It worked—the stand was secure. He made certain by leaning into it with one leg on the ladder, then shifting into the seat, ready to jump for the rungs. The seat took his weight and though it shifted a little—a breathtaking half-second—it stayed where it was on the trunk.
Inside the tree’s crown, wrapped in its branches, the rest of the world was erased by green needles of monofilament and metal boughs. Other trees looked no more real than his did and his house seemed as distant as the neighborhood around him and all the other houses in town. Real birds would have flown away at his arrival, but his went on singing around him. His cell phone couldn’t raise the slimmest of signals; maybe it was the web of signals and wires he’d climbed into, or all those providers overriding each other. If someone called he wouldn’t know it, and if he were tempted to make calls he couldn’t.

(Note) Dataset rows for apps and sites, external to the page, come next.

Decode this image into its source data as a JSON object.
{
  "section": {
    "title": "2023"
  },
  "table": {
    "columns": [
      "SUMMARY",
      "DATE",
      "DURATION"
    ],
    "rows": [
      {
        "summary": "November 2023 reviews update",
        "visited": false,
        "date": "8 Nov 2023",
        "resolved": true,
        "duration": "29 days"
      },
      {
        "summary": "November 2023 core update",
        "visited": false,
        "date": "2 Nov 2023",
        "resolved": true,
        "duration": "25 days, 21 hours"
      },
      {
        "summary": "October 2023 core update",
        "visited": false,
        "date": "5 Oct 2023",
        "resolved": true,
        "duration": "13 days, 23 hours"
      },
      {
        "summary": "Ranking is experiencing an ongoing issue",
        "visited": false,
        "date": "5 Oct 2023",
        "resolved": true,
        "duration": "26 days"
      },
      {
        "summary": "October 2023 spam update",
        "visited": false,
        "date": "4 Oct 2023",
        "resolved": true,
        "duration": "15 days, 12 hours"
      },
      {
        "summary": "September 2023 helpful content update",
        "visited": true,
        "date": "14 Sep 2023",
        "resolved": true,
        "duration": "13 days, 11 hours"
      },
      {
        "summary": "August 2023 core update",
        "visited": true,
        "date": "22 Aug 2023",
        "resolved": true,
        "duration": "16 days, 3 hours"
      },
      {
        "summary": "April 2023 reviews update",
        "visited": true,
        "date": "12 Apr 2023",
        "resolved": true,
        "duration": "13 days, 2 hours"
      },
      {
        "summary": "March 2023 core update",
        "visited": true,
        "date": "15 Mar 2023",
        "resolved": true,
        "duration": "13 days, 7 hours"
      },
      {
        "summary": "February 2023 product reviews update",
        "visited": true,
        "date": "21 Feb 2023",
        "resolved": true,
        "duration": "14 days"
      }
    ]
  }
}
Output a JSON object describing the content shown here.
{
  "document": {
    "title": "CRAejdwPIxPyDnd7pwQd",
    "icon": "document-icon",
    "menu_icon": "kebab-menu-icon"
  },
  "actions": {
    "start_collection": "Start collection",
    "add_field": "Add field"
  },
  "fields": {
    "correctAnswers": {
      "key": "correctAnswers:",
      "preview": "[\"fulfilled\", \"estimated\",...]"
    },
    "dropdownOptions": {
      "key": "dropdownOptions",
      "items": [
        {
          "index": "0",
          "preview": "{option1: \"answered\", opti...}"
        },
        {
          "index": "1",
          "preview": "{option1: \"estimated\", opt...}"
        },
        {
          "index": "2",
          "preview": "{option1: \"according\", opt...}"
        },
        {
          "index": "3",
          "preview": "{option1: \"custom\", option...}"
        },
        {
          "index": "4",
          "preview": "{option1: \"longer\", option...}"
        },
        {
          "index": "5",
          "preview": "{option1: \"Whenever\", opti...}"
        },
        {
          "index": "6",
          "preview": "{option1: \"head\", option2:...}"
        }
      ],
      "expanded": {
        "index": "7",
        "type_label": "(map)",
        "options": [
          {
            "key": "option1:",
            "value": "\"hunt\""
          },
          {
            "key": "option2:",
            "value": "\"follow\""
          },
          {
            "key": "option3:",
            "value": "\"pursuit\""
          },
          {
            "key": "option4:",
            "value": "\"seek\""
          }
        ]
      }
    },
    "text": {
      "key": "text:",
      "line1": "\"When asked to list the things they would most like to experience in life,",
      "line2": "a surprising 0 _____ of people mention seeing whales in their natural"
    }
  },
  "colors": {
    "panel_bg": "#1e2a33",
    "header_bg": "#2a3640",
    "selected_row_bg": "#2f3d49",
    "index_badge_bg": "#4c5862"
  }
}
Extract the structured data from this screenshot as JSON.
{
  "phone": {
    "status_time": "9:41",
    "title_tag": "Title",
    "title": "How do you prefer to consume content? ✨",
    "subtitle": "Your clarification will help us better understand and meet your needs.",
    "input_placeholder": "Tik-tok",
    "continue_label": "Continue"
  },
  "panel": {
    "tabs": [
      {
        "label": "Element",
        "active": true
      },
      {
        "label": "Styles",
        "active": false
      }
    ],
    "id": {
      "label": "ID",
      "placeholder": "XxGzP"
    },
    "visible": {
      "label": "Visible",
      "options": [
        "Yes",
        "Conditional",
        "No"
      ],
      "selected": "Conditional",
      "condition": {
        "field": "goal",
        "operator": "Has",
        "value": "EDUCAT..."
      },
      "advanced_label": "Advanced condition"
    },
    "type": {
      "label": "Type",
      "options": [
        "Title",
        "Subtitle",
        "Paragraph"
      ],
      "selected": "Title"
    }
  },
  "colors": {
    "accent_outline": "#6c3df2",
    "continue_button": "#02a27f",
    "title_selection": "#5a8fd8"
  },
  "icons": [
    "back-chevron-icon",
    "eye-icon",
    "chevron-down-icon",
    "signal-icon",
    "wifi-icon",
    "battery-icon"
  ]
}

As afternoon wore into darkness, Johnson’s light jacket wasn’t enough to ward off the chill. He was hungry and thirsty. His ladder still stood up beside him, tied with rope to the trunk just in case, but he wasn’t ready to go to the ground. He closed his eyes and leaned back against the trunk, feeling the hum of conversations coming and going, of calls made and received. Spouses telling each other why they’d be late and what was for dinner, daughters calling their fathers to talk for no reason at all, calling just because they had phones and had fathers. And he wondered about tents shaped for tree stands and tree house kits he might order; grocery delivery services and winter clothes he could buy online, and if he could just get a signal in here, up the tree, he might never again have to climb down and go inside the house.
—photo Flickr/Keoni Cabral